## Assigned task
Go through the entries below and copy each line that holds the word "label".

Collection entries
——
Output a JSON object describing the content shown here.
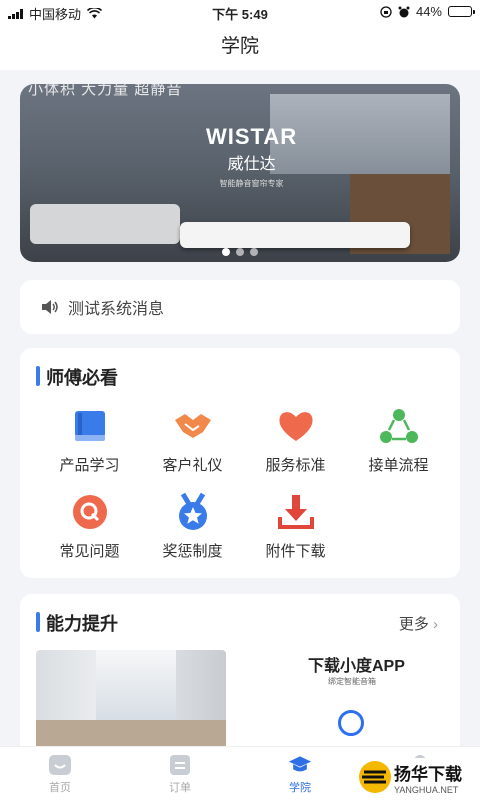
{
  "status_bar": {
    "carrier": "中国移动",
    "time": "下午 5:49",
    "battery": "44%",
    "battery_level": 0.44
  },
  "nav": {
    "title": "学院"
  },
  "banner": {
    "slogan": "小体积 大力量 超静音",
    "brand_en": "WISTAR",
    "brand_cn": "威仕达",
    "brand_sub": "智能静音窗帘专家",
    "dots": 3,
    "active_dot": 0
  },
  "notice": {
    "icon": "speaker-icon",
    "text": "测试系统消息"
  },
  "master": {
    "title": "师傅必看",
    "accent": "#3a7bea",
    "items": [
      {
        "label": "产品学习",
        "icon": "book-icon",
        "color": "#3a7bea"
      },
      {
        "label": "客户礼仪",
        "icon": "handshake-icon",
        "color": "#f0894a"
      },
      {
        "label": "服务标准",
        "icon": "heart-icon",
        "color": "#ef6a4d"
      },
      {
        "label": "接单流程",
        "icon": "flow-icon",
        "color": "#4cb85b"
      },
      {
        "label": "常见问题",
        "icon": "question-icon",
        "color": "#ef6a4d"
      },
      {
        "label": "奖惩制度",
        "icon": "medal-icon",
        "color": "#3a7bea"
      },
      {
        "label": "附件下载",
        "icon": "download-icon",
        "color": "#e0463a"
      }
    ]
  },
  "ability": {
    "title": "能力提升",
    "more": "更多",
    "card2_title": "下载小度APP",
    "card2_sub": "绑定智能音箱"
  },
  "tabbar": {
    "active_color": "#2f6fe6",
    "items": [
      {
        "label": "首页",
        "icon": "home-icon"
      },
      {
        "label": "订单",
        "icon": "order-icon"
      },
      {
        "label": "学院",
        "icon": "graduation-cap-icon"
      },
      {
        "label": "",
        "icon": "profile-icon"
      }
    ]
  },
  "watermark": {
    "cn": "扬华下载",
    "en": "YANGHUA.NET"
  }
}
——
## Worked solution
        "label": "产品学习",
        "label": "客户礼仪",
        "label": "服务标准",
        "label": "接单流程",
        "label": "常见问题",
        "label": "奖惩制度",
        "label": "附件下载",
        "label": "首页",
        "label": "订单",
        "label": "学院",
        "label": "",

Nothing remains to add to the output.